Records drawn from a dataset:
"""

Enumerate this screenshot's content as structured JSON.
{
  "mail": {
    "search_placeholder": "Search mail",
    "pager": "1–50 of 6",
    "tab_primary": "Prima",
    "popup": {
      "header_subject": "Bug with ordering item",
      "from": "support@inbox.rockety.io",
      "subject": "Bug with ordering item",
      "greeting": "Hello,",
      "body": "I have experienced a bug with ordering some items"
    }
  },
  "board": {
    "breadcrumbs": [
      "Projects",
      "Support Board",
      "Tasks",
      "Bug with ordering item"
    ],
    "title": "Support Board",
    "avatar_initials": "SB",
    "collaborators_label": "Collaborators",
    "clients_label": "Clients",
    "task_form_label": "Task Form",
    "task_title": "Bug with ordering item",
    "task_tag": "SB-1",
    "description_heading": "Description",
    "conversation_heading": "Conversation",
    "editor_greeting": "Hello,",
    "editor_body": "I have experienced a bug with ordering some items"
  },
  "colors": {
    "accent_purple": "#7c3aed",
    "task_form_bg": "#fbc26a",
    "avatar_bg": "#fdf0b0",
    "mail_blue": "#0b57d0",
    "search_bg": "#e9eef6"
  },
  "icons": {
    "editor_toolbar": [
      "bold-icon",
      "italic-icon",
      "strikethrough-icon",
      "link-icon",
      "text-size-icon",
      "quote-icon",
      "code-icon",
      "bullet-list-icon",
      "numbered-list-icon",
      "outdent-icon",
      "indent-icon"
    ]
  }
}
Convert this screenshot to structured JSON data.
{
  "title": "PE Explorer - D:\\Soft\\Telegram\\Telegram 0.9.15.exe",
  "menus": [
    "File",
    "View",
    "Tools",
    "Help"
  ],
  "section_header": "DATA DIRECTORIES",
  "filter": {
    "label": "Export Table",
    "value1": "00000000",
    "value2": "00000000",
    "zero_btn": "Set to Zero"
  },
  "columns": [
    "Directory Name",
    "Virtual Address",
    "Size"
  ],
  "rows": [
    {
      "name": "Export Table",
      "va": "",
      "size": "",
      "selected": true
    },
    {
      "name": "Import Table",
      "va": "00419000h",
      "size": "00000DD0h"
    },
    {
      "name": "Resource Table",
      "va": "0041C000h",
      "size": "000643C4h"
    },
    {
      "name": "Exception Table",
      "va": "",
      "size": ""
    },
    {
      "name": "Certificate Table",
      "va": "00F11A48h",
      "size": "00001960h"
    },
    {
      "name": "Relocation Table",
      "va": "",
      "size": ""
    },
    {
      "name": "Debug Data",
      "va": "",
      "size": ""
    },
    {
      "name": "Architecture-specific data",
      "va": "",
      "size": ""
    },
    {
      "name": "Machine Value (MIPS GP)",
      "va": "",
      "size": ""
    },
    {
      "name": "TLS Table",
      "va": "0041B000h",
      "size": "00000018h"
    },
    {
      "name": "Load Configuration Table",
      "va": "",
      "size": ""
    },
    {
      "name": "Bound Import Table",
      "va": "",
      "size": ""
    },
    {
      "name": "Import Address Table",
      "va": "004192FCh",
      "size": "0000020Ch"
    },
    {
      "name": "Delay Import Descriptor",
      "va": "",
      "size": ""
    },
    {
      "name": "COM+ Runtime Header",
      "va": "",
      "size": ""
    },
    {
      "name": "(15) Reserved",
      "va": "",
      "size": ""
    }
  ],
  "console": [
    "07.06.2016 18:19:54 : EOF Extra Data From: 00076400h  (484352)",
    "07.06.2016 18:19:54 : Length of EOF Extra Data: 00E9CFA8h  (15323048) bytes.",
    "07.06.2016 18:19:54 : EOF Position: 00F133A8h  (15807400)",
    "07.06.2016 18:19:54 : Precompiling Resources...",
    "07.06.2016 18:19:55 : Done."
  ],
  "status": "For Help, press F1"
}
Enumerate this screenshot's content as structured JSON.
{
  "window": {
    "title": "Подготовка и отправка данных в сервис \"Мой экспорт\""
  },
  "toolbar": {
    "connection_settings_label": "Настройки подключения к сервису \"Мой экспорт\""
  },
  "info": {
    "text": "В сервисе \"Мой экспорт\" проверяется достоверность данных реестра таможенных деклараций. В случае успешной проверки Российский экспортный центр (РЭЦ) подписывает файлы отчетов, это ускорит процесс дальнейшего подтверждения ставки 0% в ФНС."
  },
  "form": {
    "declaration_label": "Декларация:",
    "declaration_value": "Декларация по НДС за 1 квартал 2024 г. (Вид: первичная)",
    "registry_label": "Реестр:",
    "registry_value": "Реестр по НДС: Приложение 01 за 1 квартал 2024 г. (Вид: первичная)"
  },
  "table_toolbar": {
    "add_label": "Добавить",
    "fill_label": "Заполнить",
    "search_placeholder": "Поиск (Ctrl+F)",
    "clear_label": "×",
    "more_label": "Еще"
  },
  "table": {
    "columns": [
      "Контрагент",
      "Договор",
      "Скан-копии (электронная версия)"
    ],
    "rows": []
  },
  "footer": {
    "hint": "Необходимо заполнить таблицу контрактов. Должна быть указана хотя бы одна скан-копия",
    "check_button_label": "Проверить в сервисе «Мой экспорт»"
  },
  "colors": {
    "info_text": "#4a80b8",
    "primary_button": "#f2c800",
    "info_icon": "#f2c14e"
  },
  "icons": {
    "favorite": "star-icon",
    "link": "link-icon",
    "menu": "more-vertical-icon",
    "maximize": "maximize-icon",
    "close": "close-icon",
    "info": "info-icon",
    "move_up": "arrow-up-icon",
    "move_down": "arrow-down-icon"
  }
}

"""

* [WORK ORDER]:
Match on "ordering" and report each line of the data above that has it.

* [OUTPUT OF THE EXERCISE]:
      "header_subject": "Bug with ordering item",
      "subject": "Bug with ordering item",
      "body": "I have experienced a bug with ordering some items"
      "Bug with ordering item"
    "task_title": "Bug with ordering item",
    "editor_body": "I have experienced a bug with ordering some items"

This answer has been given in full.